Medium: Archival pigment ink/Giclee print on 350gsm Hahnemühle etching paper
Dimensions: 160 x 110 cm
Ed. 1/1 UNIQUE work
Without being literal and in a nutshell, for me this work is an investigation of the impact of the Covid-19 pandemic and especially the way in which people currently connect with one another in the aftermath of the pandemic. It is undeniable that our world changed, boundaries shifted, and intolerance seems to be at an all-time high, especially towards fragile minority groups. The work is also a critical comment on the seemingly problematic nature of romantic, monogamous relationships in contemporary society at present. “Open relationships” seem to be more common than ever before and the contentious issue of gender, especially gender identity and politics is currently under a global spotlight. The latter is causing tremendous discomfort, especially amongst conservatives and the far right, also since more and more gender identities are coming out of the proverbial closet.

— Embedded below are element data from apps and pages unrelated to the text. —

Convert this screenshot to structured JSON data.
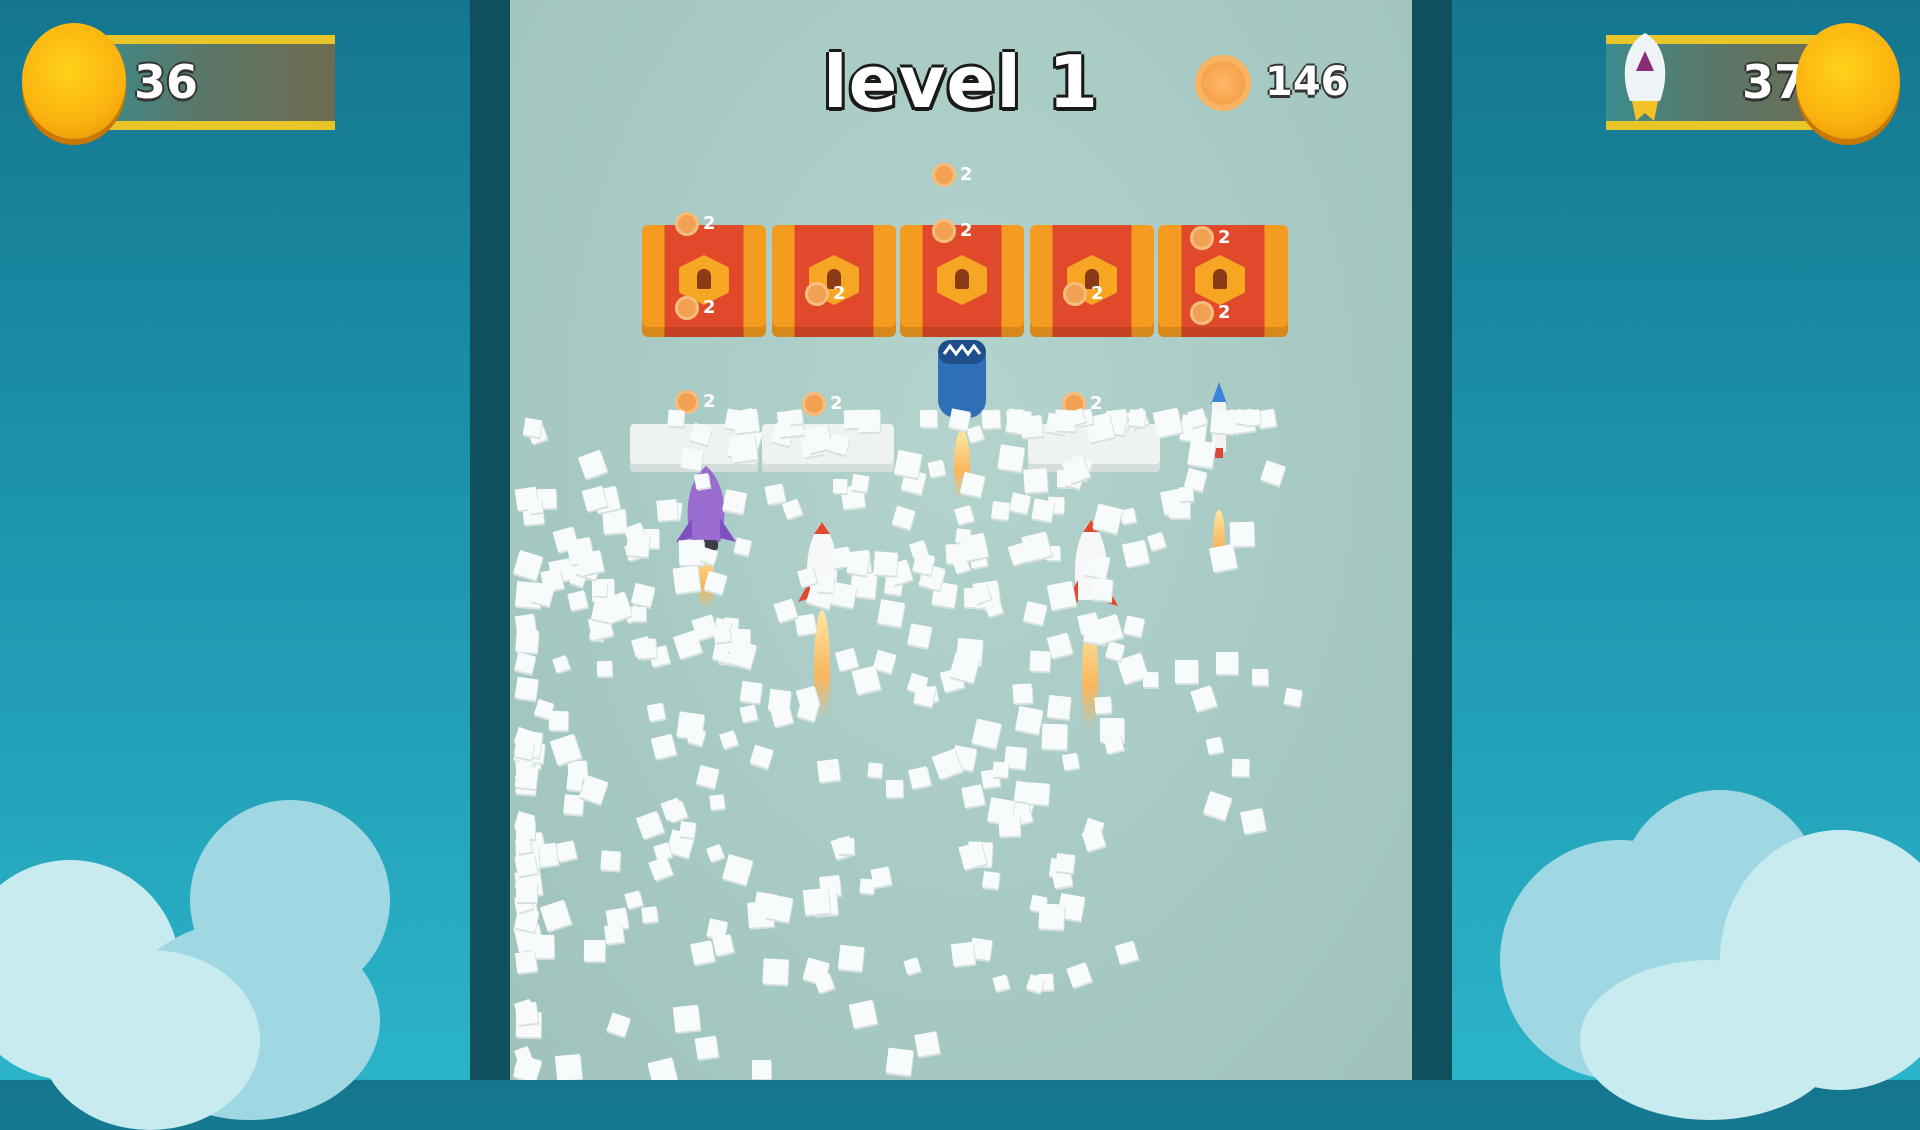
{
  "hud": {
    "left_score": "36",
    "right_score": "37"
  },
  "level": {
    "title": "level 1"
  },
  "coins": {
    "total": "146",
    "block_reward": "2"
  },
  "colors": {
    "sky": "#1c93ab",
    "play_area": "#a6c9c4",
    "coin_gold": "#fbb20f",
    "hud_border": "#e8c529",
    "lock_block_red": "#e04a2a",
    "lock_block_orange": "#f59b1f"
  }
}
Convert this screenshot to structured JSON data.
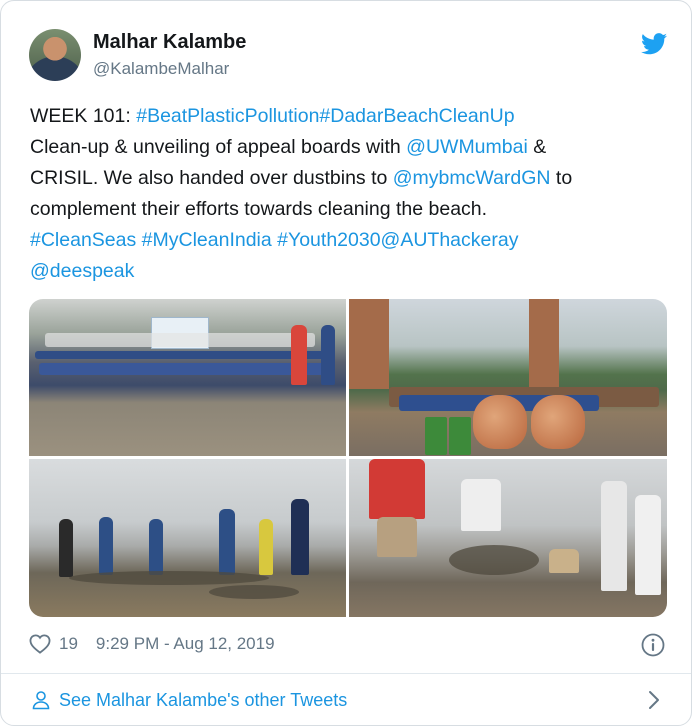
{
  "author": {
    "name": "Malhar Kalambe",
    "handle": "@KalambeMalhar",
    "avatar_icon": "profile-photo"
  },
  "brand": {
    "icon": "twitter-bird-icon",
    "color": "#1da1f2"
  },
  "tweet": {
    "line1_prefix": "WEEK 101: ",
    "line1_link": "#BeatPlasticPollution#DadarBeachCleanUp",
    "line2_prefix": "Clean-up & unveiling of appeal boards with ",
    "line2_link": "@UWMumbai",
    "line2_suffix": " &",
    "line3_prefix": "CRISIL. We also handed over dustbins to ",
    "line3_link": "@mybmcWardGN",
    "line3_suffix": " to",
    "line4": "complement their efforts towards cleaning the beach.",
    "line5_link": "#CleanSeas #MyCleanIndia #Youth2030@AUThackeray",
    "line6_link": "@deespeak"
  },
  "media": {
    "photos": [
      "group-photo-beach",
      "dustbins-handover-photo",
      "beach-cleanup-photo",
      "debris-collection-photo"
    ]
  },
  "footer": {
    "likes": "19",
    "timestamp": "9:29 PM - Aug 12, 2019",
    "heart_icon": "heart-icon",
    "info_icon": "info-icon"
  },
  "more_tweets": {
    "label": "See Malhar Kalambe's other Tweets",
    "person_icon": "person-icon",
    "chevron_icon": "chevron-right-icon"
  },
  "colors": {
    "link": "#1b95e0",
    "text": "#14171a",
    "muted": "#657786",
    "border": "#d7dde2"
  }
}
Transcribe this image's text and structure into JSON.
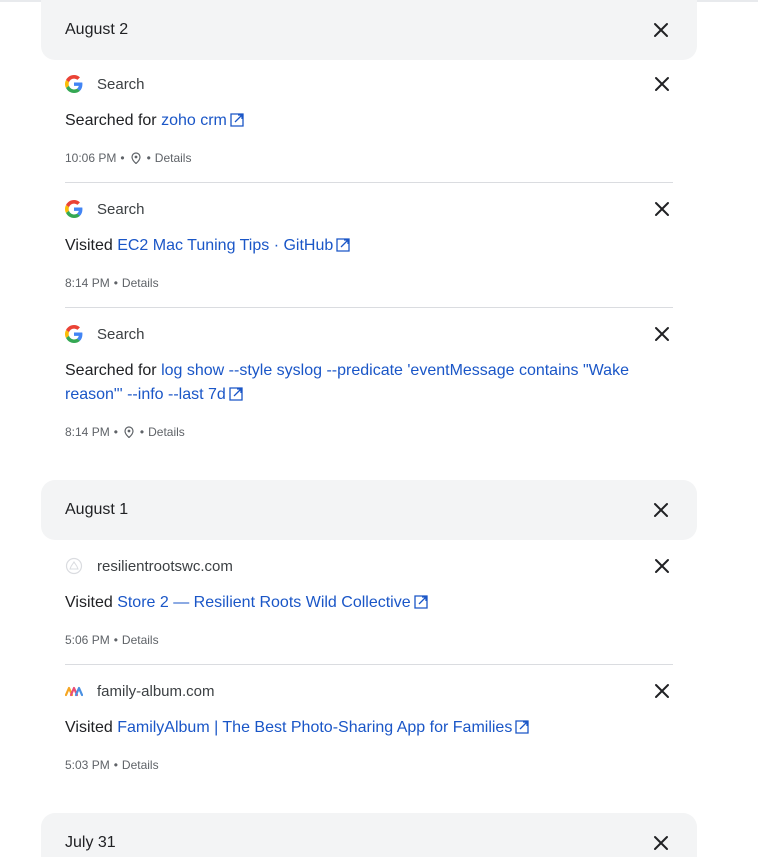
{
  "days": [
    {
      "date": "August 2",
      "entries": [
        {
          "source": "Search",
          "icon": "google-icon",
          "action": "Searched for",
          "link": "zoho crm",
          "time": "10:06 PM",
          "has_location": true,
          "details": "Details"
        },
        {
          "source": "Search",
          "icon": "google-icon",
          "action": "Visited",
          "link": "EC2 Mac Tuning Tips · GitHub",
          "time": "8:14 PM",
          "has_location": false,
          "details": "Details"
        },
        {
          "source": "Search",
          "icon": "google-icon",
          "action": "Searched for",
          "link": "log show --style syslog --predicate 'eventMessage contains \"Wake reason\"' --info --last 7d",
          "time": "8:14 PM",
          "has_location": true,
          "details": "Details"
        }
      ]
    },
    {
      "date": "August 1",
      "entries": [
        {
          "source": "resilientrootswc.com",
          "icon": "site-globe-icon",
          "action": "Visited",
          "link": "Store 2 — Resilient Roots Wild Collective",
          "time": "5:06 PM",
          "has_location": false,
          "details": "Details"
        },
        {
          "source": "family-album.com",
          "icon": "family-album-logo-icon",
          "action": "Visited",
          "link": "FamilyAlbum | The Best Photo-Sharing App for Families",
          "time": "5:03 PM",
          "has_location": false,
          "details": "Details"
        }
      ]
    },
    {
      "date": "July 31",
      "entries": []
    }
  ],
  "colors": {
    "link": "#1a56c7",
    "header_bg": "#f3f4f5",
    "meta_text": "#5f6368"
  }
}
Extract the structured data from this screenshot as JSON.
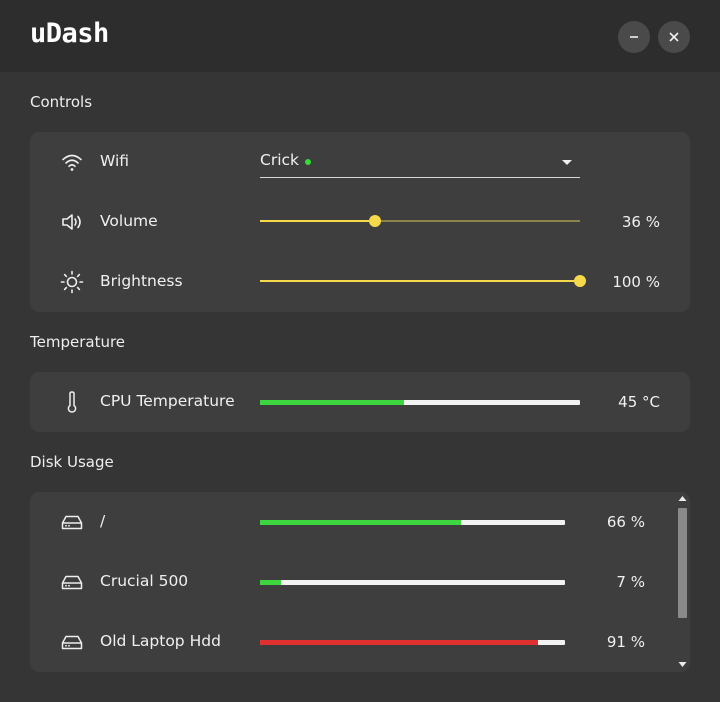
{
  "app": {
    "title": "uDash"
  },
  "window_controls": {
    "minimize_icon": "minus-icon",
    "close_icon": "close-icon"
  },
  "sections": {
    "controls": "Controls",
    "temperature": "Temperature",
    "disk_usage": "Disk Usage"
  },
  "controls": {
    "wifi": {
      "label": "Wifi",
      "icon": "wifi-icon",
      "selected": "Crick",
      "status_color": "#33dd33"
    },
    "volume": {
      "label": "Volume",
      "icon": "speaker-icon",
      "level": 0.36,
      "value": "36 %"
    },
    "brightness": {
      "label": "Brightness",
      "icon": "sun-icon",
      "level": 1.0,
      "value": "100 %"
    }
  },
  "temperature": {
    "cpu": {
      "label": "CPU Temperature",
      "icon": "thermometer-icon",
      "level": 0.45,
      "value": "45 °C",
      "color": "#3ed63e"
    }
  },
  "disks": [
    {
      "label": "/",
      "icon": "hard-drive-icon",
      "level": 0.66,
      "value": "66 %",
      "color": "#3ed63e"
    },
    {
      "label": "Crucial 500",
      "icon": "hard-drive-icon",
      "level": 0.07,
      "value": "7 %",
      "color": "#3ed63e"
    },
    {
      "label": "Old Laptop Hdd",
      "icon": "hard-drive-icon",
      "level": 0.91,
      "value": "91 %",
      "color": "#e03030"
    }
  ],
  "colors": {
    "accent": "#f6d94a",
    "track": "#a89a5a",
    "bar_bg": "#f2f2f2"
  }
}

In The weight of roses, an illuminated Coronavirus can be seen dangling from one side of an antique scale, effortlessly outweighing “humanity’s empty bowl” on the other side. The scale is held up by Mother Earth, also holding a sword, posing in a deceivingly beautiful vase with her closed eyes. An illuminated mask floats in front of her face for us to see, to question the absence of anything in the bowl. The use of the empty bowl is an attempt to highlight the impact or “weight” of the pandemic on people, both physically and mentally. This of course puts the Covid-19 pandemic and its direct global effects under a critical spotlight and is illustrated by the falling red roses in the work. Economies are failing globally, the war in Ukraine seems endless, many people experience a feeling of emptiness – the pandemic possibly changed our world forever. The brilliant Indian author Arundhati Roy questioned in an article that the pandemic could become a “portal to a better world”, but sadly this did not happen. It feels as if the world is more upside down than ever before.